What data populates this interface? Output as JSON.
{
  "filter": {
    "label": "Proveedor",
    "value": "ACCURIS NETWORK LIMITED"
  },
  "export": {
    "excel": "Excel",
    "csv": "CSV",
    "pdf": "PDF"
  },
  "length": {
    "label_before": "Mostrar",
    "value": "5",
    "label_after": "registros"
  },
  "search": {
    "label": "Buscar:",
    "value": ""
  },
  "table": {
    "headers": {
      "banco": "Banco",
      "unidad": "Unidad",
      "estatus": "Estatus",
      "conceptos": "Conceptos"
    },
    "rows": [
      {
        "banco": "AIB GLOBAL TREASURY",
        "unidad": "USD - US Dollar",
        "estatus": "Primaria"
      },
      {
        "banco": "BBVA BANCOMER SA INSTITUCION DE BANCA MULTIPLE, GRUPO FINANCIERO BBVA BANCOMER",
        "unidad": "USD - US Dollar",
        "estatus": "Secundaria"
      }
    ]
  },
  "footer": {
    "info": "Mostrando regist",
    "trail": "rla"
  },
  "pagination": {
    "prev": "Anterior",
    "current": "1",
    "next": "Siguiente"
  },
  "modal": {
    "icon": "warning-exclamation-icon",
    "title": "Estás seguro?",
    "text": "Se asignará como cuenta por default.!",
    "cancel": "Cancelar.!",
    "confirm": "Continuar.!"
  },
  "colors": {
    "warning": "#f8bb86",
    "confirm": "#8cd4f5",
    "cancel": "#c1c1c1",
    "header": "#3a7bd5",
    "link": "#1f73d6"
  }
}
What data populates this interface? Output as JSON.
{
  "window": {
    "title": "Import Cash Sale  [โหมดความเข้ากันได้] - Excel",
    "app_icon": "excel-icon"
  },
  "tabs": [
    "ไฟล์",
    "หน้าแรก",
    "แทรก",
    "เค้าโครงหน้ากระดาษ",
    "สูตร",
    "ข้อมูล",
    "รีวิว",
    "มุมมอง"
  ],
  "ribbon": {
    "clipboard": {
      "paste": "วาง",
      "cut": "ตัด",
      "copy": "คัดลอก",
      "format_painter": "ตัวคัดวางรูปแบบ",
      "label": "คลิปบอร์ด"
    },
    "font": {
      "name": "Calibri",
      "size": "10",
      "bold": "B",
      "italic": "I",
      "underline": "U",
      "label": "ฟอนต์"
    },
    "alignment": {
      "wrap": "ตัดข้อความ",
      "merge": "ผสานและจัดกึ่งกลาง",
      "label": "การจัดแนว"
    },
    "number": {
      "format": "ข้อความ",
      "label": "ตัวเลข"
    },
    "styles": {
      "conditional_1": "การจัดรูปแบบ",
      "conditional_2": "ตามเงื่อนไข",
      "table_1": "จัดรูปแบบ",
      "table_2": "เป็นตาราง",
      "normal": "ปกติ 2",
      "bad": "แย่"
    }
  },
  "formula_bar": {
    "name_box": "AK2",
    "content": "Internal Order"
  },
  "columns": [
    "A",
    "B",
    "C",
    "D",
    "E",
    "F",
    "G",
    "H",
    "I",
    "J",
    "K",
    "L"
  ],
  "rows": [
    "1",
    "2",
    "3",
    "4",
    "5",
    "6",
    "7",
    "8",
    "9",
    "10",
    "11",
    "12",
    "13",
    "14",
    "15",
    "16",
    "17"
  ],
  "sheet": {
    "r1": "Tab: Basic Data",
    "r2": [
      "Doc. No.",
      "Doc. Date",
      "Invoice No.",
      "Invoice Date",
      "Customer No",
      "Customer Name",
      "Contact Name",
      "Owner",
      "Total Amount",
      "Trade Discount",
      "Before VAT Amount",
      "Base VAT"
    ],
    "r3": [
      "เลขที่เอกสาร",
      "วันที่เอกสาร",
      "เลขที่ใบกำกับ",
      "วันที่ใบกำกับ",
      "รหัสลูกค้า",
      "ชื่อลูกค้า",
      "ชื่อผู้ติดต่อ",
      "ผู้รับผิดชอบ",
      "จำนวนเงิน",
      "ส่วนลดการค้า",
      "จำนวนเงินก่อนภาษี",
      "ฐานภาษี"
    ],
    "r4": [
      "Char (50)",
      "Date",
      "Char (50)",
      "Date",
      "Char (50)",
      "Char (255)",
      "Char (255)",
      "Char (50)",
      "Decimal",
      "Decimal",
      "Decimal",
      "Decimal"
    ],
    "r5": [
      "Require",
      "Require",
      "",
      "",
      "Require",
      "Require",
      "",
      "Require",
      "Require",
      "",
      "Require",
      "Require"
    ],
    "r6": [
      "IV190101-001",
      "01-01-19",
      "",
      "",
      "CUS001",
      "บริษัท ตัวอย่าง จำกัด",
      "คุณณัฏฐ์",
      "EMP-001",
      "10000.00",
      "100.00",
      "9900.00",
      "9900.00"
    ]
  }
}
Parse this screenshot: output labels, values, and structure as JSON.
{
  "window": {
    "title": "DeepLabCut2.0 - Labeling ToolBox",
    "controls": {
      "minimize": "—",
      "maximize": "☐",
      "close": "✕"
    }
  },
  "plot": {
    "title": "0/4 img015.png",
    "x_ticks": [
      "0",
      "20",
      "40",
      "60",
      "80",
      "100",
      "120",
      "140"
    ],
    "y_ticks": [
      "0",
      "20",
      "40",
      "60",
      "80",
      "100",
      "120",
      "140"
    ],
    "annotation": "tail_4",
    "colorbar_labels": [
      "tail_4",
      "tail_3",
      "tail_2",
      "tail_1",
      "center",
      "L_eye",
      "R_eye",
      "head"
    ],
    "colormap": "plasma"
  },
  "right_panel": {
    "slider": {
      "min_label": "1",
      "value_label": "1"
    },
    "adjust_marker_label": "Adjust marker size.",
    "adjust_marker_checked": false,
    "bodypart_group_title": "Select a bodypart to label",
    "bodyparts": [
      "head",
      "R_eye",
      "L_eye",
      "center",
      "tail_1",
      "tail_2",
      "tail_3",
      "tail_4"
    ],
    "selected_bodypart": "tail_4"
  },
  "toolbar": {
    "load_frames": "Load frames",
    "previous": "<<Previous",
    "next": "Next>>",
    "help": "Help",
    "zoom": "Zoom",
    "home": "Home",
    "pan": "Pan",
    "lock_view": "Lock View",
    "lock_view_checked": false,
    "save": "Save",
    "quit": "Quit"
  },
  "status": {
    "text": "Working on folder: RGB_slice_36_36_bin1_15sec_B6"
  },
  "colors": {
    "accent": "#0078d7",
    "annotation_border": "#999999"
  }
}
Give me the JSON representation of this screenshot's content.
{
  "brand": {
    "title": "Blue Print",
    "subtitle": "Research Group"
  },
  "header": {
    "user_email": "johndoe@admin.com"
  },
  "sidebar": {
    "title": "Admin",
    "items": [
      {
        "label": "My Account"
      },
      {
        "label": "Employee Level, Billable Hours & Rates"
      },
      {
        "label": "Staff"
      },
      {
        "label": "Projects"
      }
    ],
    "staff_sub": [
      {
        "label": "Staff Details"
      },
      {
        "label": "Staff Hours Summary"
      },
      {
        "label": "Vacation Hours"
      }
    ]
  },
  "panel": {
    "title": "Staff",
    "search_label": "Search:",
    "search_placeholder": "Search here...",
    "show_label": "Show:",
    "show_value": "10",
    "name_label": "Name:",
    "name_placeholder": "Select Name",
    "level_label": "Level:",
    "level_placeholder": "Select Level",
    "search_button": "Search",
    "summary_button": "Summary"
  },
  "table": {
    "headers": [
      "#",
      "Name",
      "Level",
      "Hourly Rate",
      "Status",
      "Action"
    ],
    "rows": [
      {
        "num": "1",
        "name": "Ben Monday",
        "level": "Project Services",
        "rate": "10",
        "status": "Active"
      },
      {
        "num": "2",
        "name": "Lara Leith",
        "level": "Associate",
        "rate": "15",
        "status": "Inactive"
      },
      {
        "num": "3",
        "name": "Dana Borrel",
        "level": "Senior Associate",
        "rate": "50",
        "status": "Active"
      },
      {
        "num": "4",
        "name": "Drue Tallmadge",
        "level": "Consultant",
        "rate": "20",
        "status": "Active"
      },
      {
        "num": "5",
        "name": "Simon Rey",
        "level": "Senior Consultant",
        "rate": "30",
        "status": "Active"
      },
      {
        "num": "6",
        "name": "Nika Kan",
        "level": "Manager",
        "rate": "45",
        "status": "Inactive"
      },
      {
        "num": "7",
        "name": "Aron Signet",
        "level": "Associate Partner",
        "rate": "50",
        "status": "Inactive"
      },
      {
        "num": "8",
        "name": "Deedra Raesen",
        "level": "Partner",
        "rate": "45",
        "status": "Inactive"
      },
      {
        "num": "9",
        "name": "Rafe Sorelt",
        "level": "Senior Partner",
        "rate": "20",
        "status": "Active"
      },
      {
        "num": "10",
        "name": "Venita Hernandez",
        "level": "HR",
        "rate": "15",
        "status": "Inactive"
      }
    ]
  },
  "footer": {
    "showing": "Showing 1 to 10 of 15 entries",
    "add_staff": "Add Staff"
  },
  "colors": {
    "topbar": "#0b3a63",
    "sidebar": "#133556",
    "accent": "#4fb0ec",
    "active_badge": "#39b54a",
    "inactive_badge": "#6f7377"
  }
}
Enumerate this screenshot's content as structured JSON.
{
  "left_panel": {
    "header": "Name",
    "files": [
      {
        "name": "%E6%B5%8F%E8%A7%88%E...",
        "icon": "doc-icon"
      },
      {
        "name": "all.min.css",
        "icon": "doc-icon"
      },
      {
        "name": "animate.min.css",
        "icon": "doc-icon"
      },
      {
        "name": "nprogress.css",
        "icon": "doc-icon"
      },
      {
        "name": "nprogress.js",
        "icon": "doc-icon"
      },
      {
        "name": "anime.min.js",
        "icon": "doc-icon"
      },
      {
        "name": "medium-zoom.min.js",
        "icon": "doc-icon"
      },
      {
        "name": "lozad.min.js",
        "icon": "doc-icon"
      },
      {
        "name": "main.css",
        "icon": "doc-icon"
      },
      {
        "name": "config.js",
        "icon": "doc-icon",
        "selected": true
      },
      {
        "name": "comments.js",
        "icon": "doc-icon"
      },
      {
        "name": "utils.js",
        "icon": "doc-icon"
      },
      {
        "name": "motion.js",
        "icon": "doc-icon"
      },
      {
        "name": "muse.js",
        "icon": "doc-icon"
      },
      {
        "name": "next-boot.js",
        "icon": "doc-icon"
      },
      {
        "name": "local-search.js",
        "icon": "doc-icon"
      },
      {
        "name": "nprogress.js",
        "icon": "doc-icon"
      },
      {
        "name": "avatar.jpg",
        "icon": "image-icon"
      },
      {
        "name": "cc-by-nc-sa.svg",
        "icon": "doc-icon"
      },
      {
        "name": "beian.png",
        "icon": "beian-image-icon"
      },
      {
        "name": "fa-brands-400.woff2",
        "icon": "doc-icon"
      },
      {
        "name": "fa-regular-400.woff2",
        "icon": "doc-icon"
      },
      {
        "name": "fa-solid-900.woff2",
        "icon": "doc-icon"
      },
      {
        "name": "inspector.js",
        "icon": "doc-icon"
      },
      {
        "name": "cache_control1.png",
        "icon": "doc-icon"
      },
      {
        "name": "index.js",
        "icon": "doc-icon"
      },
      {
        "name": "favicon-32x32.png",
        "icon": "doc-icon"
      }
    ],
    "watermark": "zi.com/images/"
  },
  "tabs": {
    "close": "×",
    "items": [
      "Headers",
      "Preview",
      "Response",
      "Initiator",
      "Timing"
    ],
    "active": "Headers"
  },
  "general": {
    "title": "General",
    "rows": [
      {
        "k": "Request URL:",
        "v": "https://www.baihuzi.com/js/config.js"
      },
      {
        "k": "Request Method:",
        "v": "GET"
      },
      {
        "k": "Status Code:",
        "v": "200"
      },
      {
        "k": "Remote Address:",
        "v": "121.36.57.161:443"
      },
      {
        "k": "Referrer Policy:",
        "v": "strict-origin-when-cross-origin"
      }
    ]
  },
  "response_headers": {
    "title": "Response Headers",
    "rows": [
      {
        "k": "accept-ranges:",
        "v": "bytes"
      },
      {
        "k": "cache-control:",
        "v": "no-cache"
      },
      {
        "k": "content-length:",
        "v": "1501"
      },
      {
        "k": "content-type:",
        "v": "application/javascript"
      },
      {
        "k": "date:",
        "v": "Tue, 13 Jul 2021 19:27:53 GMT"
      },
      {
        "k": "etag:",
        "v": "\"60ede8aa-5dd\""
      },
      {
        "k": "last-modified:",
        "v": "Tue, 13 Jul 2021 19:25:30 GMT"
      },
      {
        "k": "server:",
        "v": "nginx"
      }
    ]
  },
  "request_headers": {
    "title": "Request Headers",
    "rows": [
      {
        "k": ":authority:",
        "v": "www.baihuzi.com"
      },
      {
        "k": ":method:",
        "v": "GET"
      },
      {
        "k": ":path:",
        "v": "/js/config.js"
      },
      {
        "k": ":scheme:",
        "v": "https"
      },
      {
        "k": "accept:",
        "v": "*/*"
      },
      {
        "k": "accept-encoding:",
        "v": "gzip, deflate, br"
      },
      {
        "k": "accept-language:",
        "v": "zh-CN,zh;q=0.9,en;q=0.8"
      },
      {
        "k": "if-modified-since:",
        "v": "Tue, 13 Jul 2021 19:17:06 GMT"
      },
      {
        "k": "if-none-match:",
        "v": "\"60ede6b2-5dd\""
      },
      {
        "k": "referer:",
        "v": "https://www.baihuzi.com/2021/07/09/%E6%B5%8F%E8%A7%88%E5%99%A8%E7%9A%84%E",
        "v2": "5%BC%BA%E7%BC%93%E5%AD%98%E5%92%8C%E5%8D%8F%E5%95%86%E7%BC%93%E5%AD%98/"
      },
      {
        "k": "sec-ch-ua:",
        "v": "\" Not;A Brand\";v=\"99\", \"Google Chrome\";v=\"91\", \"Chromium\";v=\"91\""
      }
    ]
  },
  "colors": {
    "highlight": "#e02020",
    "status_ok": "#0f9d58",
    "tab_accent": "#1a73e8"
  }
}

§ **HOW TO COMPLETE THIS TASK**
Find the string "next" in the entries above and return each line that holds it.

§ **RESULT BELOW**
    "next": "Siguiente"
    "next": "Next>>",
        "name": "next-boot.js",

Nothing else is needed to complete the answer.